Interesting development around here yesterday, must discuss...
A call came in at 3:00 yesterday afternoon asking The Hub if we would be interested in a three day old caucasian boy, healthy, voluntary TPR within the week. The baby was ready to be discharged from the hospital any time, and we were the first of three couples to be called (our social workers are fond of us). I was prepping a rack of lamb and didn't answer the phone when The Hub called me, since the number on caller ID was a strange name and I was up to my elbows in flesh. The Hub left work, the ladies in his office pushing him out the door and telling him to drive carefully.
I already knew that being asked if you'd parent three children under three will scramble your brain. Turns out, being asked if you'd like a newborn delivered to your door by dinnertime has the same effect. By the time The Hub got home, our twenty minute head start on other families was up, so we had to decide quickly.

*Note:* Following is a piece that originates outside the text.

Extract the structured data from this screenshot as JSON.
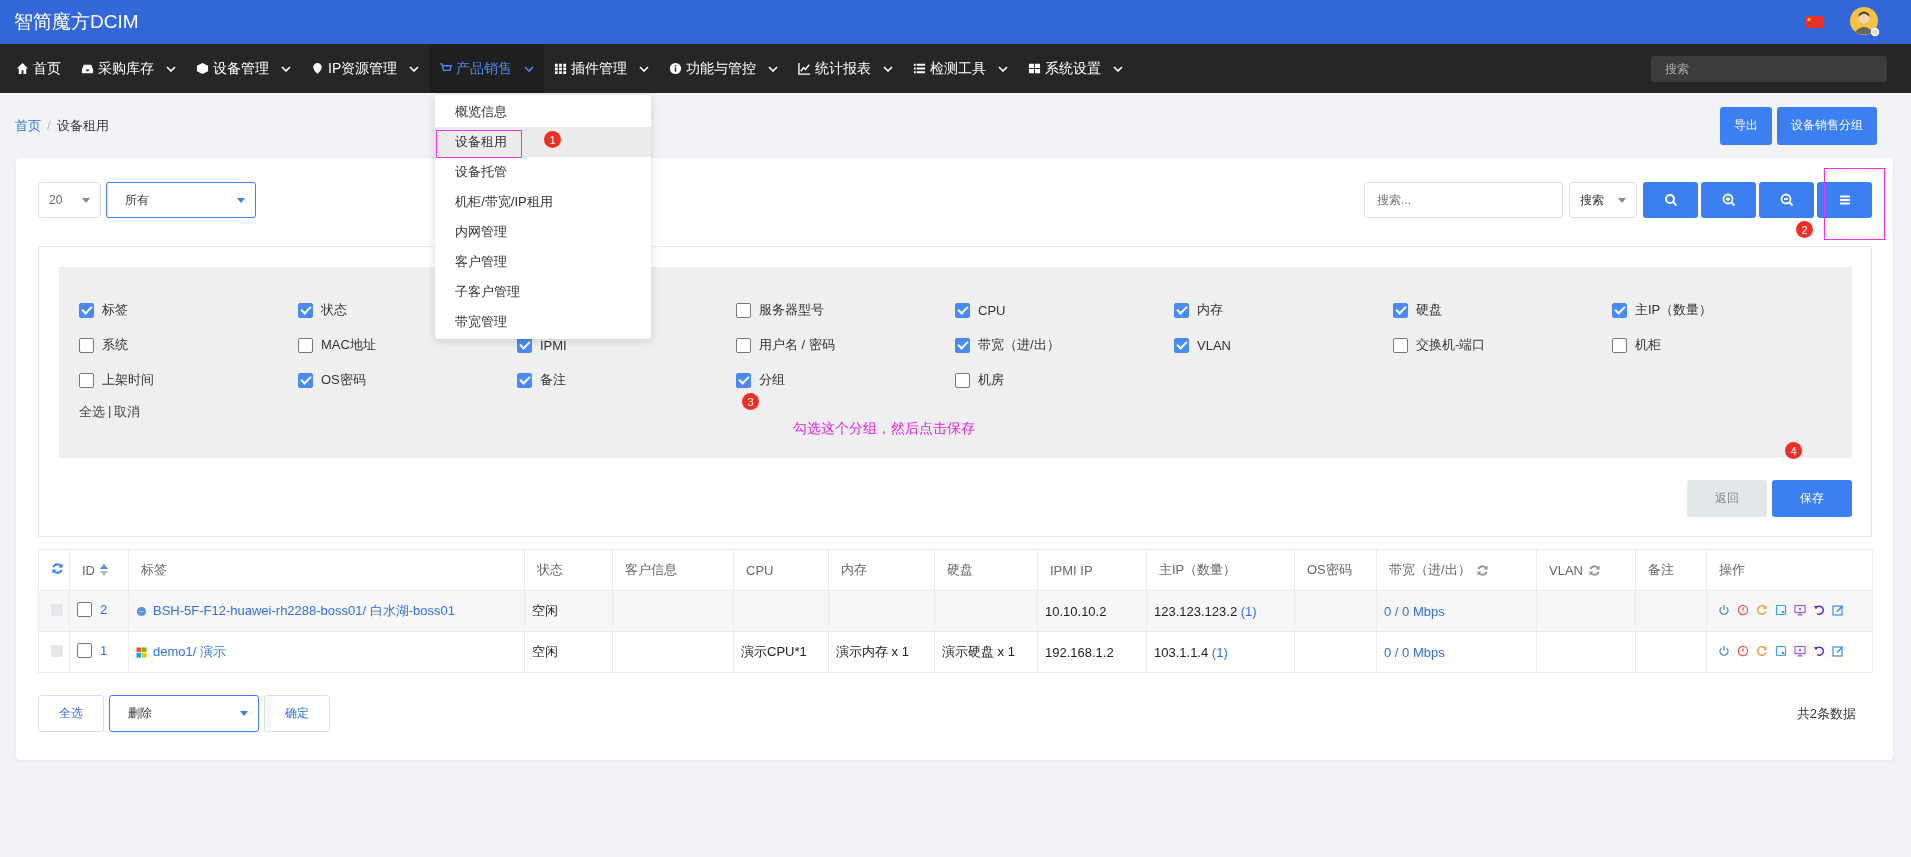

It wasn't an immediate yes. We leaned toward no, we thought about baby names, we called both sets of parents, we leaned toward yes, we called my sister's fiance to find out if they could bring the crib in my parents' attic to our house that night, maybe pick up a mattress on the way out, and I broke into tears because I didn't have a crib quilt made and because my husband has never changed a diaper.
In the end, someone else said yes first. They've had an empty nursery for many,, many years, and I am so, so happy that I was boning the rack of lamb, that I didn't answer The Hub's call, and that our house is forty minutes from his office, because all those things meant that our friends finally brought home a baby from the hospital.
My mom is slightly miffed at me because we didn't say yes right away, but she'll live. We're thinking we'll buy some baby supplies so next time we won't be caught so off guard, and so we'll actually be able to think of something else other than, "We Have Nothing For A Baby." And if we'd taken this child, I think he would have been referred to as The Baby for weeks, since we've never thought that we'd be naming a foster or adopted child and don't have any names on deck.
Anyone else getting the feeling our agency is babyland? Can you believe that people go through their domestic infant programs and wait for years, whereas we are foster adopt with the intent of adopting 5-16 and within three months we've been offered four littles? All of this makes my head spin.
Back to work. Have a roux to make and a nap to take.